By Andrea Warner
4 stars (out of 5)
This, the newest work of art from co-director Danny Boyle (Trainspotting, 28 Days Later), is a modern-day fairytale rooted in the vibrant, seemingly mythical world of India. More Grimm Brothers than Mother Goose, Slumdog Millionaire takes traditional fairytale elements (evil people pretending to be nice? Check. Star-crossed romance? Absolutely. Plucky hero? You bet) and creates a compelling human drama that delights and horrifies with equal aplomb.
The slumdog millionaire of the title is Jamal Malik (the wonderful Dev Patel), a chai-tea runner in a call centre (read: lower-caste) and a contestant on the Hindi version of Who Wants to Be a Millionaire? With each question he’s asked on the show, Jamal’s story unravels — small vignettes in a troubled life that magically supply the answers he needs to get one step closer to winning millions of rupees, and, hopefully, the heart of Latika (Freida Pinto), his childhood friend and a loyal Millionaire viewer.
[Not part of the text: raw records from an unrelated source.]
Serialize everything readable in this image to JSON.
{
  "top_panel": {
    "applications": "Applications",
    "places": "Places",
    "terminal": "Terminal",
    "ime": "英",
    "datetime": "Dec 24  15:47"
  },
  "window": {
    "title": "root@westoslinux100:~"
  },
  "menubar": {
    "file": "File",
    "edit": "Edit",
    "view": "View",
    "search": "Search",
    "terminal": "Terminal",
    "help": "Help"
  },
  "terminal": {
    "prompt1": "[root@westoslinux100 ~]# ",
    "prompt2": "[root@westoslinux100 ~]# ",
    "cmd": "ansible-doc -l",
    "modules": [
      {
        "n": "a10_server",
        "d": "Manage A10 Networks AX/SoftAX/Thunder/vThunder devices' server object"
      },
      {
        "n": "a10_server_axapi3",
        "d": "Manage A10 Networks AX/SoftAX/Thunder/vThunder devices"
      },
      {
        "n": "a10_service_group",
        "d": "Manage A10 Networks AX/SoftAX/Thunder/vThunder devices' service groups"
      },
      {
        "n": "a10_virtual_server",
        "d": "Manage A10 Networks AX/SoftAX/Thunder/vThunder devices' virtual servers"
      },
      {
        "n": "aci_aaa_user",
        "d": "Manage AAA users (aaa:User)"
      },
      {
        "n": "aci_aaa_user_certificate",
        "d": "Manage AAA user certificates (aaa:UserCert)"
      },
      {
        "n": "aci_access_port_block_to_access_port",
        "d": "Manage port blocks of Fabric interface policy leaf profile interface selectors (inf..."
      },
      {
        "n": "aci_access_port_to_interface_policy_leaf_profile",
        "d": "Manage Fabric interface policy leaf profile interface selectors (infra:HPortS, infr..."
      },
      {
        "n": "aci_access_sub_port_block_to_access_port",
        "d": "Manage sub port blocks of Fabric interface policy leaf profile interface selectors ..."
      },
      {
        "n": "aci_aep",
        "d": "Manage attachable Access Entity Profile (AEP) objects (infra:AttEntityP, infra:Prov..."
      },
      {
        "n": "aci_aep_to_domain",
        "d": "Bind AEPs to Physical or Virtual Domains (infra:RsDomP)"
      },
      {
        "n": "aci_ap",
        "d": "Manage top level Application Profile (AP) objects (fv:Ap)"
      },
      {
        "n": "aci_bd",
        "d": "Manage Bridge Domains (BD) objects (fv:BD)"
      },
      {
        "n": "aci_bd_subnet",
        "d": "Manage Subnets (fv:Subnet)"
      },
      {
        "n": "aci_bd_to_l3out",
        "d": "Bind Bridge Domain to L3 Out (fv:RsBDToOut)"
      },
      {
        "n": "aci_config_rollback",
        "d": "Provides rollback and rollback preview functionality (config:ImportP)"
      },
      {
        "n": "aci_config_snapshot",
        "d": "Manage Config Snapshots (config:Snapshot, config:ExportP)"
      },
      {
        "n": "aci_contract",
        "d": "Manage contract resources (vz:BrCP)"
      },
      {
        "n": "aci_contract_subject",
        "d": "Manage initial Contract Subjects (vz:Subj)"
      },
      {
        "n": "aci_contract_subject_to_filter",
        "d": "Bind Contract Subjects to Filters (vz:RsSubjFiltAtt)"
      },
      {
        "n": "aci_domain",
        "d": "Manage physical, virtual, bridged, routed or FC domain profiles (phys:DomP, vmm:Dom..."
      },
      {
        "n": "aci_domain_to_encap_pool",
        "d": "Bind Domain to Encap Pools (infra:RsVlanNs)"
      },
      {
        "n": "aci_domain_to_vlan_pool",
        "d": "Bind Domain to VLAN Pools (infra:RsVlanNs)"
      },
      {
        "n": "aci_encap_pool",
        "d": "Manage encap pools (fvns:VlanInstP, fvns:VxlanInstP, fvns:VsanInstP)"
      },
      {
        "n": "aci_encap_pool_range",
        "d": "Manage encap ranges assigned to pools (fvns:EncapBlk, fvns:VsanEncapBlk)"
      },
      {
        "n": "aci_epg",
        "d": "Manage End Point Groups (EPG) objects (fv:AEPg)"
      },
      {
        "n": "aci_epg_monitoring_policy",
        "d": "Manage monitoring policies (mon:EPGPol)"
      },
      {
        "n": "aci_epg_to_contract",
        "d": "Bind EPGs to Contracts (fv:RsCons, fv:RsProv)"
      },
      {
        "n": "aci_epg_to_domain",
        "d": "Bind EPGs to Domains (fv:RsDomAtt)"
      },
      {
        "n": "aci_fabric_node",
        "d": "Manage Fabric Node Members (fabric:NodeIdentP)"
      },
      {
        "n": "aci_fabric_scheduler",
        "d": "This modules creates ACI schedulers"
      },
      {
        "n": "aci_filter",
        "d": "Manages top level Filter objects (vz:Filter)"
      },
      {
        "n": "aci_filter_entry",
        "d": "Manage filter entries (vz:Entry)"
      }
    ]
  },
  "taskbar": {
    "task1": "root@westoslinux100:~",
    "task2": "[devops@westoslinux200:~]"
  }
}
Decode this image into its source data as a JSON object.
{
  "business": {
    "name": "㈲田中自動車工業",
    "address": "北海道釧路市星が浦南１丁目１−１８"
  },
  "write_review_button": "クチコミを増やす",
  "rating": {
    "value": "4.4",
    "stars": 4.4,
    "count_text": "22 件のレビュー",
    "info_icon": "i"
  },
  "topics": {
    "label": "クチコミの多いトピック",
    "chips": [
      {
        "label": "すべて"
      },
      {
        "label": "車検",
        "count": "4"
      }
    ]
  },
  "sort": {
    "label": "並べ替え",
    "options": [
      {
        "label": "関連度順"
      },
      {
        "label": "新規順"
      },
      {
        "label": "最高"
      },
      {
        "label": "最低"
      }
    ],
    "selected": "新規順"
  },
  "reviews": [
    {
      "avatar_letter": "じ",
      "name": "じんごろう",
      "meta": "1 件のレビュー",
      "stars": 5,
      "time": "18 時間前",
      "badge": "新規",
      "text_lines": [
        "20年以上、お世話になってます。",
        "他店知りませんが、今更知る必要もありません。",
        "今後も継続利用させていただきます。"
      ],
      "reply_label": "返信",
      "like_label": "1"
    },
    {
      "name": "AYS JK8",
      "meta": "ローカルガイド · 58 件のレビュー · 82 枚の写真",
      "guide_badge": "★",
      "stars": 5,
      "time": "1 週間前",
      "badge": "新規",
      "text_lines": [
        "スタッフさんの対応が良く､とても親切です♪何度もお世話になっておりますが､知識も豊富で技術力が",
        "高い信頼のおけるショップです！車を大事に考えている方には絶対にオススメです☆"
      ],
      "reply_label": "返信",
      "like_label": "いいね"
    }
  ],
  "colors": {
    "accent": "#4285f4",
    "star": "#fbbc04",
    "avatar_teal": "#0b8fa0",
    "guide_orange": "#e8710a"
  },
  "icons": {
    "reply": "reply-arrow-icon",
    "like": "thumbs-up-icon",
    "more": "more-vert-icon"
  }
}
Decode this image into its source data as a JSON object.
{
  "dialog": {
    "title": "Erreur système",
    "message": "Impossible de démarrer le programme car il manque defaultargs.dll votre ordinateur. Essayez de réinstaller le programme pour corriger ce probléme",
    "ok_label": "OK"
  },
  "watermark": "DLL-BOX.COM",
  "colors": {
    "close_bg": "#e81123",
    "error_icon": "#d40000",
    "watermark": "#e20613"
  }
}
The film relies heavily on the laziest of story-telling devices: the flashback. And yet, Boyle handles them with such precision, they positively vibrate with energy and purpose. Those flashbacks mostly detail how Jamal and his older brother, the troubled Salim, survive as kids growing up on their own. The circumstances of their adventures are almost always awful, yet the film never loses its sense of humour, nor does it lose sight of the scrappy independence of youth as the boys sneak, steal and swindle a path across India.
Easily one of the best films of the year, Slumdog’s only significant misstep is the rather sudden and extreme rift between the brothers. It’s a plot point that’s hinted at, but arrives so suddenly and so inexplicably, it becomes a jarring — albeit momentary — breakdown in an otherwise brilliant spell.